→ Exercise data:
Content starts
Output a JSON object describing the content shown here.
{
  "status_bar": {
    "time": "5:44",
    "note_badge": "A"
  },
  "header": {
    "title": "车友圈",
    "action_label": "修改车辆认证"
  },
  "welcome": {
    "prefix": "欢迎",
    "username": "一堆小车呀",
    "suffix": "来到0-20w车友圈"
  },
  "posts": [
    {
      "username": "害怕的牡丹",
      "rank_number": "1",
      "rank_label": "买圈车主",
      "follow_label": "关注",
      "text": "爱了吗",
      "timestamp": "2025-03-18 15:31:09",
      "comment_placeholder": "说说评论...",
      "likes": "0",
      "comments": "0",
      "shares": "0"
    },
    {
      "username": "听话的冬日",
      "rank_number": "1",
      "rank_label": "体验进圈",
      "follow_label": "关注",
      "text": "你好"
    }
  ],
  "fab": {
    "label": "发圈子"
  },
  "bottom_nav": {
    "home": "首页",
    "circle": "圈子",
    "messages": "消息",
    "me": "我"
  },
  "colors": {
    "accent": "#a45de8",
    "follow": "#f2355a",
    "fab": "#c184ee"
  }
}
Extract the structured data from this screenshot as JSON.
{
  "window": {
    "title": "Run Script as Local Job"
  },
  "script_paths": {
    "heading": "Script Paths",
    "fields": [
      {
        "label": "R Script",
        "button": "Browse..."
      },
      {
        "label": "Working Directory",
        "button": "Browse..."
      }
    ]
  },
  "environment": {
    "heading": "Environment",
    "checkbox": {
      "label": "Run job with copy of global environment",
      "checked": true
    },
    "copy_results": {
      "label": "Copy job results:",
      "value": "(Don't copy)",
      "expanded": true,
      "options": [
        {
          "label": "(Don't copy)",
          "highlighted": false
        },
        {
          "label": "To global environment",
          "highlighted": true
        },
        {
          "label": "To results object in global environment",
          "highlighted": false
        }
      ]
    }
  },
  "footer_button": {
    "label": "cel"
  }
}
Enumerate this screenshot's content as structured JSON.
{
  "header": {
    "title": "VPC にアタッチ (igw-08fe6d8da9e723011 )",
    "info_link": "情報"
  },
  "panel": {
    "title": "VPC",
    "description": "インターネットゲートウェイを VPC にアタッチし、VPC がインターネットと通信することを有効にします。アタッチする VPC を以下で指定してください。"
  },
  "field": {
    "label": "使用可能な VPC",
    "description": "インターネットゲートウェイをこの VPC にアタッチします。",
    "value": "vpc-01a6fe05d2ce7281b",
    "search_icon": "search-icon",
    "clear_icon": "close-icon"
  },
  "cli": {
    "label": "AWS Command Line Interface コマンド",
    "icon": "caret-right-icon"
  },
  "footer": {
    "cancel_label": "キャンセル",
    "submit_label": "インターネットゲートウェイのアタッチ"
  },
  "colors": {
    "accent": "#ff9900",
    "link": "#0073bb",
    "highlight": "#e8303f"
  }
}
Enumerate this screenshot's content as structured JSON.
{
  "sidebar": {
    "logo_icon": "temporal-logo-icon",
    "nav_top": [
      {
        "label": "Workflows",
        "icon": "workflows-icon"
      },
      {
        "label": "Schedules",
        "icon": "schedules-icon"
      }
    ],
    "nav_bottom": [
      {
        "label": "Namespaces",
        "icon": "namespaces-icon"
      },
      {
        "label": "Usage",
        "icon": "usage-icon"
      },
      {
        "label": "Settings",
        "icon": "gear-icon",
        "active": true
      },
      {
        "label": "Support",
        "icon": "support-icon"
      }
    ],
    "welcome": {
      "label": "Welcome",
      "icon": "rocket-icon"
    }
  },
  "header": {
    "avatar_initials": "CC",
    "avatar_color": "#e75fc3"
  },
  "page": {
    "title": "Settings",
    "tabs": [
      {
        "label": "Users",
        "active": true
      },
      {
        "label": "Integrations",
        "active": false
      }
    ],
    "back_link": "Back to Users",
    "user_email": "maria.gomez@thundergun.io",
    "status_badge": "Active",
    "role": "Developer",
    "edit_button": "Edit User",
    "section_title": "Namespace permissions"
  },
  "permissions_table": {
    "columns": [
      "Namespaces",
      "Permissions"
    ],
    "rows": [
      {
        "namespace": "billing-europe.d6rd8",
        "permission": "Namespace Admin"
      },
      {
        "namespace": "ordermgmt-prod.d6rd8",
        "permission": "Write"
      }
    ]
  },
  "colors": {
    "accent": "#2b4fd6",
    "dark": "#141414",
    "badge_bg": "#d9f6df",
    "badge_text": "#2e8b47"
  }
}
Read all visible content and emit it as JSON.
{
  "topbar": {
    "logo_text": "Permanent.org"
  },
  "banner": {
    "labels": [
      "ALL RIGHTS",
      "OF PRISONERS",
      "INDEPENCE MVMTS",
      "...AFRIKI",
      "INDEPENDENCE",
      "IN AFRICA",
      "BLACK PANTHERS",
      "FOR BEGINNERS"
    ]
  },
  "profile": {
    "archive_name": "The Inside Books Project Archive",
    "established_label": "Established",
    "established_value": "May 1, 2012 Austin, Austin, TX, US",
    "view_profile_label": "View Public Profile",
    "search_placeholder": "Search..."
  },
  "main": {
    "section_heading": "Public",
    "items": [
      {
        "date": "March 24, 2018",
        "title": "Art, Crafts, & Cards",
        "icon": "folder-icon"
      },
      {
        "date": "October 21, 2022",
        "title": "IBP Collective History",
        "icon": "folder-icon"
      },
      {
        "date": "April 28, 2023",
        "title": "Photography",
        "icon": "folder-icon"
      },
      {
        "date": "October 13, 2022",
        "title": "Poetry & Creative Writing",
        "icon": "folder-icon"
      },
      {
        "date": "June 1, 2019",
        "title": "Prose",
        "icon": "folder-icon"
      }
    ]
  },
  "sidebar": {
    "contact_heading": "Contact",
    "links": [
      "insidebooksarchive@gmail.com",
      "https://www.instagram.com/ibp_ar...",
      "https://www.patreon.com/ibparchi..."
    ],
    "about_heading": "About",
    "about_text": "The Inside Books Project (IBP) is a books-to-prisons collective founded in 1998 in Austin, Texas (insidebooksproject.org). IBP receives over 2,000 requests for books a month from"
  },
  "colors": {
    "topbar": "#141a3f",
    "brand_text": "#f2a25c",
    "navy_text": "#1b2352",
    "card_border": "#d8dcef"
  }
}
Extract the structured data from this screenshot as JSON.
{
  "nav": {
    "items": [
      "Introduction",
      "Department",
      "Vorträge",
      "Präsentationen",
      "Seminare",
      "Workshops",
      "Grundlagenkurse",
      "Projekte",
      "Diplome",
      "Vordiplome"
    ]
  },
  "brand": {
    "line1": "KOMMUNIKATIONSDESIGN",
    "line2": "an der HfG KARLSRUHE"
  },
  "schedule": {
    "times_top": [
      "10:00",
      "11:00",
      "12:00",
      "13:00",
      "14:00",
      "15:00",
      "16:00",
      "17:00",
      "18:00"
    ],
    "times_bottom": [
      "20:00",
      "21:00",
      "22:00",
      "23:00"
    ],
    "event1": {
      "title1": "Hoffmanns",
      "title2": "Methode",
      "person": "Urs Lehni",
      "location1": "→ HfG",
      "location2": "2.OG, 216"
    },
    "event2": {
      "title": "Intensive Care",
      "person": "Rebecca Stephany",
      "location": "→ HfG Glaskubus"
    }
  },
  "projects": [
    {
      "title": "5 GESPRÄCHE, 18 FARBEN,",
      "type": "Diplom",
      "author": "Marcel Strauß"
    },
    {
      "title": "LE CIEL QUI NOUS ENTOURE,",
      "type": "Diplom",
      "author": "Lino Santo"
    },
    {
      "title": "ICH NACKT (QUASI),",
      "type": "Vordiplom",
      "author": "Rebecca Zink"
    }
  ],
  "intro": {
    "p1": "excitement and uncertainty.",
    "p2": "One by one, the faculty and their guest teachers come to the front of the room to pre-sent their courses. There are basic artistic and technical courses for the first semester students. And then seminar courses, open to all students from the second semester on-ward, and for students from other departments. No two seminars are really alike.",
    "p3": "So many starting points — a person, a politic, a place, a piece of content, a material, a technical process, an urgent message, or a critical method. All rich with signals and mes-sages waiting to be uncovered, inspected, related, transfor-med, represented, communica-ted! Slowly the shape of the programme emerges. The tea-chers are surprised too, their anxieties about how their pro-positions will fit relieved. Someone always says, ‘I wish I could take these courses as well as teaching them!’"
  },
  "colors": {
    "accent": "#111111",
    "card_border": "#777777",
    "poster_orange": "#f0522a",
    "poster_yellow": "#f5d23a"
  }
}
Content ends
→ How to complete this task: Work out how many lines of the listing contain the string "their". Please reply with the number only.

→ Result below: 2